Grace and the Road WarriorPosted: August 24, 2012
After just having been cut off by a man wearing a suit and driving a luxury sedan, a mom in a faded green mini van pulls up beside me and turns on her blinker. I realize her intentions are to get in front of me so that she can make the next light.
She’s too busy talking on her bluetooth and managing a handful of kids to acknowledge that I exist. In the back of my mind I wonder if she’ll be grateful if I let her in.
There used to be a time when drivers would give you the courtesy wave when you let them into the lane in front of you. It was always expected that they would genuinely appreciate the fact that you have freely given them that space and that they would be grateful for your sacrifice.
But for whatever the reason, those days of the friendly wave are gone.
I have to shamefully admit one of my many flaws. I suffer from mild road rage. It upsets me when I let someone in front of me and the don’t acknowledge my friendliness. Something flips in my mind and I become less like Stewart and more like Mad Max.
For a short time, I decided that I wouldn’t let people in front of me anymore. I had to protect that space in front of me like it was the last of a precious commodity. Everybody wanted it and they would do anything to get it.
In my mind the road to work became a post-apocalyptic, desert highway and the others on this road were bandits trying to steal my space. No longer were they moms driving mini vans or business men driving luxury sedans. They were wild renegades with feathery mohawks and face paint who would stop at nothing to get my space.

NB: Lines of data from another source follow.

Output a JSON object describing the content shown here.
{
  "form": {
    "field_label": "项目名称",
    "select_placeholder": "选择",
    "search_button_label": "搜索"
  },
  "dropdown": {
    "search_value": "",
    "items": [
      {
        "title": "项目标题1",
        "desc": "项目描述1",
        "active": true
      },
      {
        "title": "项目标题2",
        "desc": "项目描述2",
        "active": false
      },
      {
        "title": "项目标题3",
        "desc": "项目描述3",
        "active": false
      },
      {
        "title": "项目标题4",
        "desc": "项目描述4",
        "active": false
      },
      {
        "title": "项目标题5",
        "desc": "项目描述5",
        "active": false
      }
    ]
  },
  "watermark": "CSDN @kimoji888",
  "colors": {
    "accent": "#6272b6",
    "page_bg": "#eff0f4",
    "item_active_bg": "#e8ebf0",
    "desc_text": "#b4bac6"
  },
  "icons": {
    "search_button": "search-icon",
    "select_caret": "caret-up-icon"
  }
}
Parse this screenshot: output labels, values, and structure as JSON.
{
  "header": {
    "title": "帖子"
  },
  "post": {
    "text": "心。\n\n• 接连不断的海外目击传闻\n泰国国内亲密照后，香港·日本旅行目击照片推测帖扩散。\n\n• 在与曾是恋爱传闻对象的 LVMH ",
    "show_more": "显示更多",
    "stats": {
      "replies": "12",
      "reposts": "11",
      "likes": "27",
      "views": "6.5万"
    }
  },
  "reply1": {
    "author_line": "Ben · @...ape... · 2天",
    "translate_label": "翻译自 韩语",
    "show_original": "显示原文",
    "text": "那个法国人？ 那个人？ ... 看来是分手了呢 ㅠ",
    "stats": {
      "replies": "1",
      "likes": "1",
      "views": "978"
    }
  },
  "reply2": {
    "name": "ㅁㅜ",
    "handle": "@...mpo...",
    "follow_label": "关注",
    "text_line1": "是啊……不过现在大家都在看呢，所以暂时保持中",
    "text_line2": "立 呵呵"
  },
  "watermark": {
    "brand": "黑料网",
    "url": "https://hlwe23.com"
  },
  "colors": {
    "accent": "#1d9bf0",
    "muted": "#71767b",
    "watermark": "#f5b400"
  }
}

My little, silver Mitsubishi became a 1973 GT Ford Falcon with all the bells and whistles. It has thick tires and a big engine that pops out of the hood. It has secret compartments that hide weapons like crossbows and sawed off shotguns. I sit in the drivers seat with a black leather jacket and a scowl.
The bandits try to shoot my tires out but I swerve and weave and narrowly avoid drifting off into a ravine but my Ford Falcon is swift and powerful. The bandits growl at me and wonder who I am and where I’m from. I glare back at them over my dark sunglasses and they see it in my eyes.
Me Max and this space in front of me is mine mate.
But then something hits me. I come out of this fantasy and realize how foolish I’m being. This isn’t my road. That space in front of me isn’t mine either. It never belonged to me.
The thing that hit me was grace. Grace is love and mercy. I don’t deserve it and I can’t earn it but God gives it freely. Grace is the thing that sets us apart from the rest of the world.
Max does not show grace but God does. Max is not merciful but God is. And if God shows grace and mercy then so should Stewart.
I realized that even in the smallest things we can show grace. At home, at work and even in traffic.
So the mom in the mini van keeps her blinker on and chats away on her bluetooth while handing out fruit roll ups. I let off the gas to give her space. She moves in front of me and I wait for the wave but it never comes.
But that’s ok. Remembering all the times that God has shown me grace, I glare at her through my sunglasses and let it go. And then I think to myself:
I’m Stewart and this space in front of me is yours.